Microsoft tells customers Windows 7 will ship in 2010
Microsoft has sent a letter to its customers telling them to expect Windows 7 in 2010.
The letter from senior vice president Bill Veghte says “our plan is to deliver Windows 7 approximately three years after the January 2007 general availability launch date of Windows Vista.”
The letter slightly contradicts Steve Ballmer’s declaration last month that Windows 7 would arrive in 2009, although Microsoft’s press office has steadfastly stuck to the “three years after Vista” line ever since Ballmer’s speech.
Veghte’s letter is the second indication in as many days that Microsoft is keen to clarify its roadmap. Yesterday, the company insisted that it would stick to its plans to withdraw Windows XP on 30 June, albeit with a series of notable exceptions and workarounds.

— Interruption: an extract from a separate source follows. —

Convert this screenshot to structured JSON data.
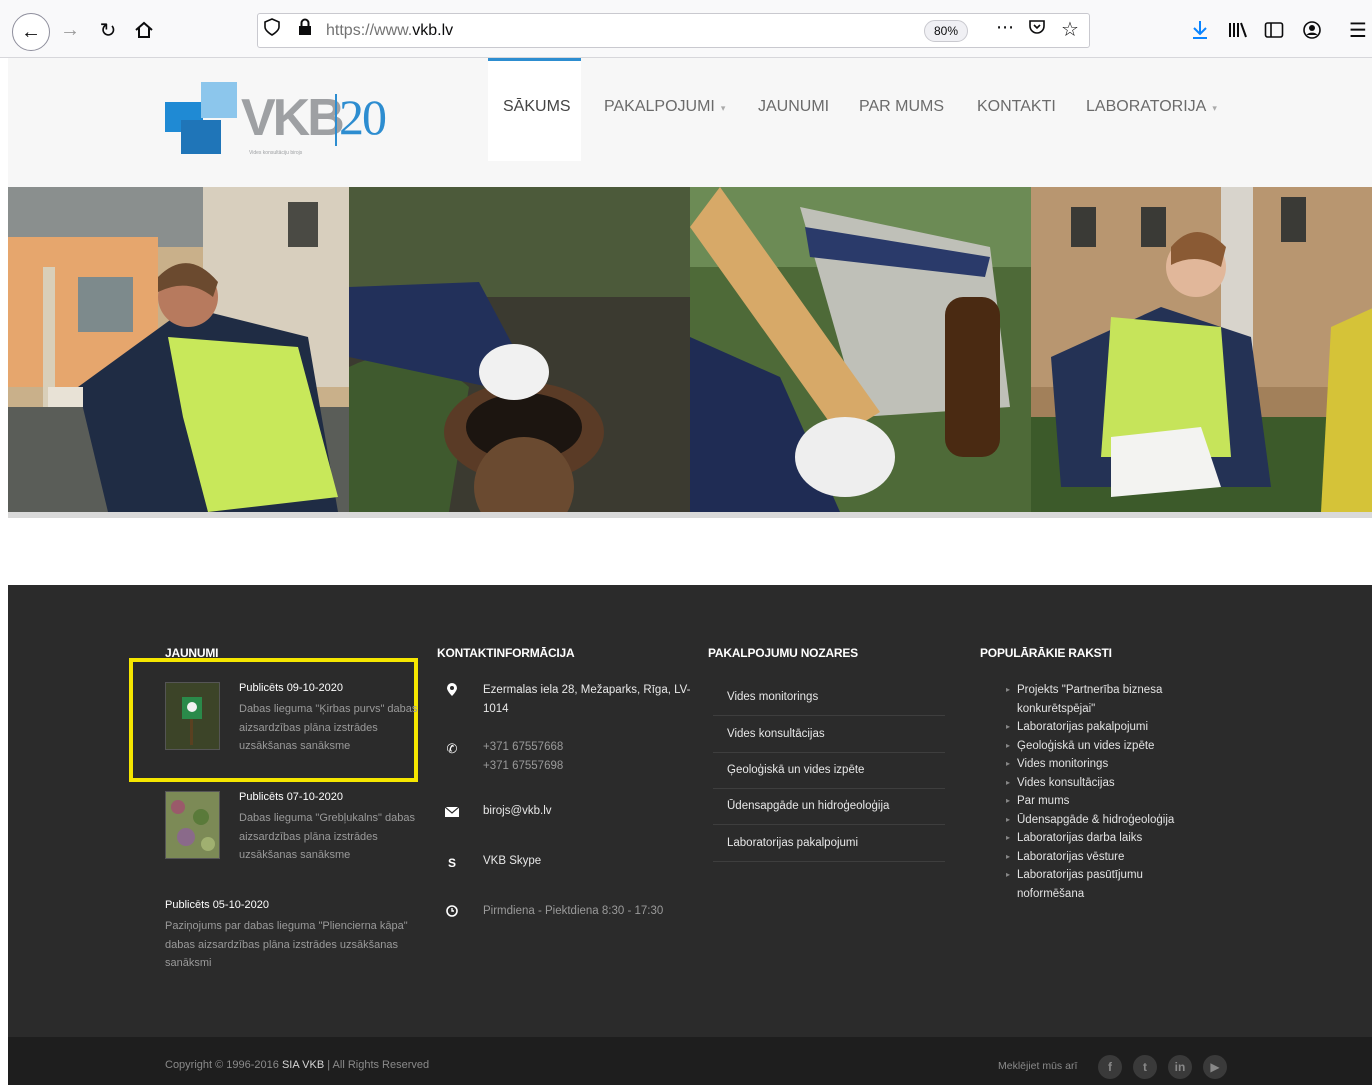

The new letter, which is entitled, “An Update on the Windows Roadmap,” says that “you have told us you want a more regular, predictable Windows release schedule,” prompting Microsoft’s decision to share the launch details with its customers.
Microsoft also offers a veiled apology for the problems with Windows Vista. “You’ve also let us know you don’t want to face the kinds of incompatibility challenges with the next version of Windows you might have experienced early with Windows Vista,” Veghte adds. “As a result, our approach with Windows 7 is to build off the same core architecture as Windows Vista so the investments you and our partners have made in Windows Vista will continue to pay off with Windows 7. Our goal is to ensure the migration process from Windows Vista to Windows 7 is straightforward.”
That is, of course, assuming that customers make the move to Vista before the launch of Windows 7. Forrester Research recently issued a report claiming many businesses were planning to skip Vista altogether and wait for Windows 7. And given that Microsoft’s now confirmed Windows 7 is only 18 months away, even more might be tempted to wait.